▶

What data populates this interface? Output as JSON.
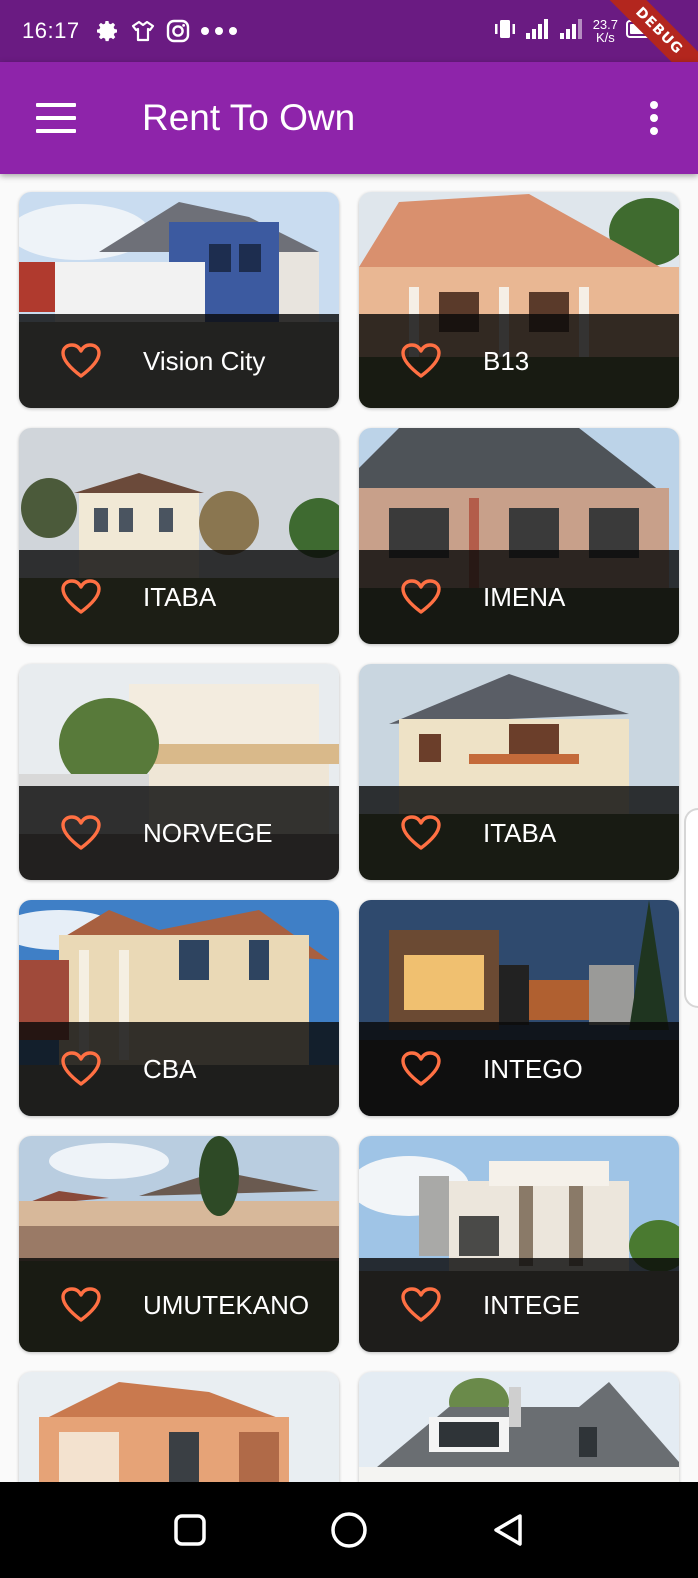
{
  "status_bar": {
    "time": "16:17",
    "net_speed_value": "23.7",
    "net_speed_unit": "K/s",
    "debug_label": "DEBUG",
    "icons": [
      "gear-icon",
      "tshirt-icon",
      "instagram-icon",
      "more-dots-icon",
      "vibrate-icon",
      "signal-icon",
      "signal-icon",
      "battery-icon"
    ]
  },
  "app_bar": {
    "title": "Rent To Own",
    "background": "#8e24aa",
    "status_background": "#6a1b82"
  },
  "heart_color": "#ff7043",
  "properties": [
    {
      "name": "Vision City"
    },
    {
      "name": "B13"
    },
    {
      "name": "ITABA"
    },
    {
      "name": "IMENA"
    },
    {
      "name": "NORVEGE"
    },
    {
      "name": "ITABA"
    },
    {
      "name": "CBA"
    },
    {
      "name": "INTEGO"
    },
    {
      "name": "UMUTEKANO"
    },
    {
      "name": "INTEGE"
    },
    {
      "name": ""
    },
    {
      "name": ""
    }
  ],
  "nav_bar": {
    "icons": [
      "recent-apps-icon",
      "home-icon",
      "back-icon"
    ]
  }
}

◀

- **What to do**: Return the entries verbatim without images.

- **Exercise response**:
What data populates this interface? Output as JSON.
{
  "status_bar": {
    "time": "16:17",
    "net_speed_value": "23.7",
    "net_speed_unit": "K/s",
    "debug_label": "DEBUG",
    "icons": [
      "gear-icon",
      "tshirt-icon",
      "instagram-icon",
      "more-dots-icon",
      "vibrate-icon",
      "signal-icon",
      "signal-icon",
      "battery-icon"
    ]
  },
  "app_bar": {
    "title": "Rent To Own",
    "background": "#8e24aa",
    "status_background": "#6a1b82"
  },
  "heart_color": "#ff7043",
  "properties": [
    {
      "name": "Vision City"
    },
    {
      "name": "B13"
    },
    {
      "name": "ITABA"
    },
    {
      "name": "IMENA"
    },
    {
      "name": "NORVEGE"
    },
    {
      "name": "ITABA"
    },
    {
      "name": "CBA"
    },
    {
      "name": "INTEGO"
    },
    {
      "name": "UMUTEKANO"
    },
    {
      "name": "INTEGE"
    },
    {
      "name": ""
    },
    {
      "name": ""
    }
  ],
  "nav_bar": {
    "icons": [
      "recent-apps-icon",
      "home-icon",
      "back-icon"
    ]
  }
}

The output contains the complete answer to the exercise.